▶ _Directions_: Find and copy every line in the records that includes the string "heading".
*** Opening of Data for the task ***
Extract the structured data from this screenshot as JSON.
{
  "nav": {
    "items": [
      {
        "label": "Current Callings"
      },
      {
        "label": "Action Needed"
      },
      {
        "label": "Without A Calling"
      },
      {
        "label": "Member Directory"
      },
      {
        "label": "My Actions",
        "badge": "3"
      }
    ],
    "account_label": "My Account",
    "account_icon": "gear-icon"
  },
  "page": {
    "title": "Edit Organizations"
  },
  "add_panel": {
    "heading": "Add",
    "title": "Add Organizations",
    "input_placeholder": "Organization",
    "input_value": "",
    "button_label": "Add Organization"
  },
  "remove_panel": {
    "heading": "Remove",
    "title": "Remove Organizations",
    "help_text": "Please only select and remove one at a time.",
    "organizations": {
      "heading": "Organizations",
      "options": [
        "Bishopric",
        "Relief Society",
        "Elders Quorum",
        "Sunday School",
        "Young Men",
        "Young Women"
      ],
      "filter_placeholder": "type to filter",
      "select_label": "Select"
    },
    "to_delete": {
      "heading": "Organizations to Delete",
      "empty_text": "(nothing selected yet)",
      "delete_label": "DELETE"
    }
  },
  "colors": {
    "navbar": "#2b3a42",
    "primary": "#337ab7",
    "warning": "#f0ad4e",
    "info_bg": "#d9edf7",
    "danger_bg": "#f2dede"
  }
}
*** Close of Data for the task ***
▶ _Reply_:
    "heading": "Add",
    "heading": "Remove",
      "heading": "Organizations",
      "heading": "Organizations to Delete",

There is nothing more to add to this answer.